National City’s lawmakers voted unanimously Tuesday night to remove an ordinance restricting predatory sex offenders from parks and other places where children gather.
The 2005 rule said convicted sex offenders must stay 300 feet away from schools and parks. So why did the city council make such an unpopular move?
The short answer is a 2014 court ruling gave the city council no choice. Earlier this year, a state appeals court ruled California has jurisdiction to regulate sex offenders, not individual cities.
U.S. & World
News from around the country and around the globe
“In a way it doesn’t make sense, but under the democracy we have, people are allowed to do that,” said Manuel Rodriguez, National City chief of police.
National City leaders say they’ll now fight to help change California law.
“There may be opportunities for the legislature to enact ordinances that provide some of the restrictions like some of the ordinances, like in National City, have done,” said Rodriguez.
The ordinance also came under fire in April when registered sex offender Frank Lindsay of Grover Beach, California, sued the city, claiming the measure “diminished” his ability to live.

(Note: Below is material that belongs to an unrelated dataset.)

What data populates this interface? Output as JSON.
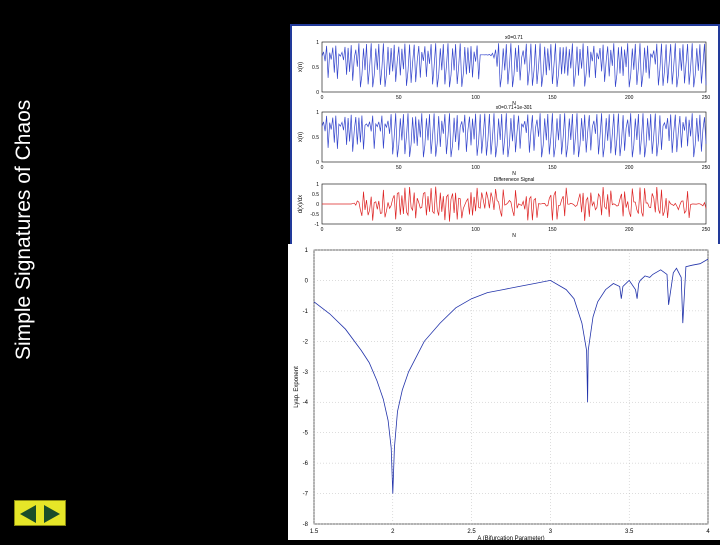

He said the rule affected a vacation to National City because it limited where he could travel.
“That's not allowing me to enjoy my wholeness. I couldn't do anything but sit in their house," Lindsay told KSBY-TV at the time.

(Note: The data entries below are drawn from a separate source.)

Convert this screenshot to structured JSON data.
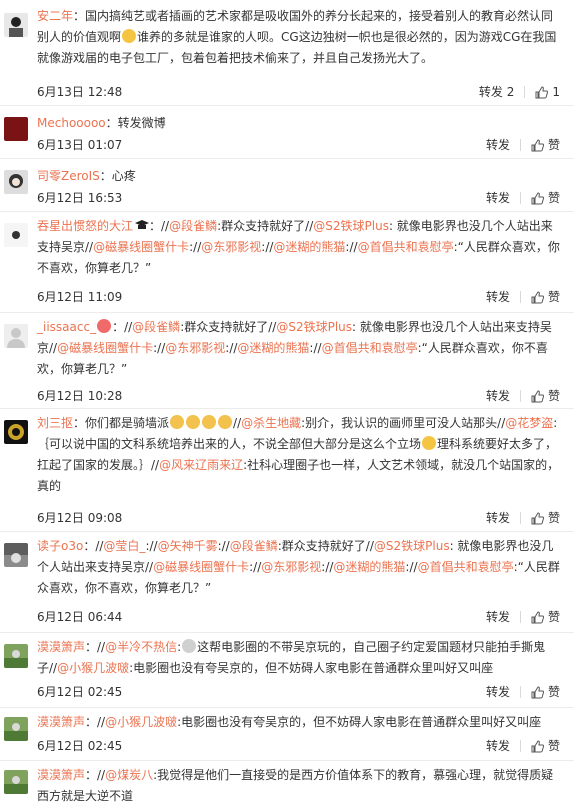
{
  "actions": {
    "repost": "转发",
    "like": "赞"
  },
  "comments": [
    {
      "username": "安二年",
      "parts": [
        "：国内搞纯艺或者插画的艺术家都是吸收国外的养分长起来的，接受着别人的教育必然认同别人的价值观啊",
        "谁养的多就是谁家的人呗。CG这边独树一帜也是很必然的，因为游戏CG在我国就像游戏届的电子包工厂，包着包着把技术偷来了，并且自己发扬光大了。"
      ],
      "time": "6月13日 12:48",
      "repost": "转发 2",
      "like": "1"
    },
    {
      "username": "Mechooooo",
      "parts": [
        "：转发微博"
      ],
      "time": "6月13日 01:07"
    },
    {
      "username": "司零ZeroIS",
      "parts": [
        "：心疼"
      ],
      "time": "6月12日 16:53"
    },
    {
      "username": "吞星出惯怒的大江",
      "parts": [
        "：//",
        "@段雀鳞",
        ":群众支持就好了//",
        "@S2铁球Plus",
        ": 就像电影界也没几个人站出来支持吴京//",
        "@磁暴线圈蟹什卡",
        ":",
        "//",
        "@东邪影视",
        ":",
        "//",
        "@迷糊的熊猫",
        ":",
        "//",
        "@首倡共和袁慰亭",
        ":“人民群众喜欢，你不喜欢，你算老几？”"
      ],
      "time": "6月12日 11:09"
    },
    {
      "username": "_iissaacc_",
      "parts": [
        "：//",
        "@段雀鳞",
        ":群众支持就好了//",
        "@S2铁球Plus",
        ": 就像电影界也没几个人站出来支持吴京//",
        "@磁暴线圈蟹什卡",
        ":",
        "//",
        "@东邪影视",
        ":",
        "//",
        "@迷糊的熊猫",
        ":",
        "//",
        "@首倡共和袁慰亭",
        ":“人民群众喜欢，你不喜欢，你算老几？”"
      ],
      "time": "6月12日 10:28"
    },
    {
      "username": "刘三抠",
      "parts": [
        "：你们都是骑墙派",
        "//",
        "@杀生地藏",
        ":别介，我认识的画师里可没人站那头//",
        "@花梦盗",
        ":｛可以说中国的文科系统培养出来的人，不说全部但大部分是这么个立场",
        "理科系统要好太多了，扛起了国家的发展。｝//",
        "@风来辽雨来辽",
        ":社科心理圈子也一样，人文艺术领域，就没几个站国家的，真的"
      ],
      "time": "6月12日 09:08"
    },
    {
      "username": "读子o3o",
      "parts": [
        "：//",
        "@莹白_",
        ":",
        "//",
        "@矢神千雾",
        ":",
        "//",
        "@段雀鳞",
        ":群众支持就好了//",
        "@S2铁球Plus",
        ": 就像电影界也没几个人站出来支持吴京//",
        "@磁暴线圈蟹什卡",
        ":",
        "//",
        "@东邪影视",
        ":",
        "//",
        "@迷糊的熊猫",
        ":",
        "//",
        "@首倡共和袁慰亭",
        ":“人民群众喜欢，你不喜欢，你算老几？”"
      ],
      "time": "6月12日 06:44"
    },
    {
      "username": "漠漠箫声",
      "parts": [
        "：//",
        "@半冷不热信",
        ":",
        "这帮电影圈的不带吴京玩的，自己圈子约定爱国题材只能拍手撕鬼子//",
        "@小猴几波啵",
        ":电影圈也没有夸吴京的，但不妨碍人家电影在普通群众里叫好又叫座"
      ],
      "time": "6月12日 02:45"
    },
    {
      "username": "漠漠箫声",
      "parts": [
        "：//",
        "@小猴几波啵",
        ":电影圈也没有夸吴京的，但不妨碍人家电影在普通群众里叫好又叫座"
      ],
      "time": "6月12日 02:45"
    },
    {
      "username": "漠漠箫声",
      "parts": [
        "：//",
        "@煤炭八",
        ":我觉得是他们一直接受的是西方价值体系下的教育，慕强心理，就觉得质疑西方就是大逆不道"
      ]
    }
  ]
}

Lindsay was convicted of lewd and lascivious acts with a child under 14 in 1979. He says it was an error he made and has lived 35 years as an upstanding citizen, working for a nonprofit called Reform Sex Offender Laws.
The group was part lawsuits against 71 California cities to change municipal ordinances limiting convicted sex offenders’ movements.
City officials say Lindsay's case had nothing to do with the ordinance's repeal; it was in the works before the lawsuit was filed.
After the appeals court ruling came down, Mayor Ron Morrison told NBC 7 police would no longer enforce the ordinance.